Is Bone grafting used in Dentistry?
Yes, with advancement in dental treatments bone grafting is most commonly used in dentistry.
In which dental treatments bone grafting is used?
Bone grafting is used in following dental treatments
• Ridge preservation after tooth extraction
• Ridge augmentation
• Ridge repair
What are the different types of bone grafts?
Autograft: Are those where the bone to be grafted to the jaw is taken, or harvested, from your own body. The area where the bone is harvested from, known as the donor site, is usually the mouth or the hip. This is your own bone and is very compatible with your body. Autografts are generally the best graft technique and usually result in the greatest regeneration of missing jawbone.
Allograft: These grafts are taken from human donors. Many countries have donor programs where you can specify that in the event of your death, parts may be harvested from your body to save or improve the life of others. Heart transplants are one type of allograft. This can represent one of the greatest "gifts" you can ever give.
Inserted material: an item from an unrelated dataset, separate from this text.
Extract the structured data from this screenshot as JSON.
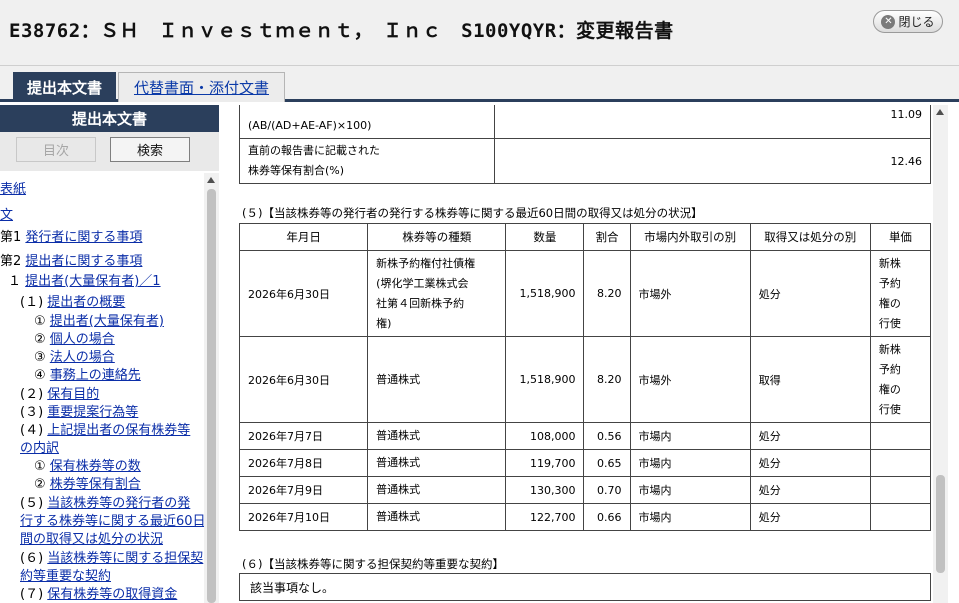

Bone obtained in this mannor undergoes rigorous tests and sterilization. Your body "converts" the donor bone into your natural bone, thereby rebuilding your resorbed jawbone.
Xenograft: These grafts are harvested from animals. The animal bone, most commonly bovine (cow), is specially processed to make it biocompatible and sterile. It acts like a "filler" which in time your body will replace with natural bone. After this replacement process is complete dental implants may be placed to support teeth.
Alloplast: These grafts are inert, man made synthetic materials. The modern artificial joint replacement procedure uses metal alloplastic grafts. For bone replacement a man made material that mimics natural bone is used. Most often this a form of calcium phosphate. Depending on how it is made, it may be "resorbable" or "non-resorbable". That is, your body may or may not replace the alloplastic graft with your natural bone. In those cases where it is not replaced it acts as a lattice or scaffold upon which natural bone is built. In either case, the end result is to create enough bone for the placement of dental implants.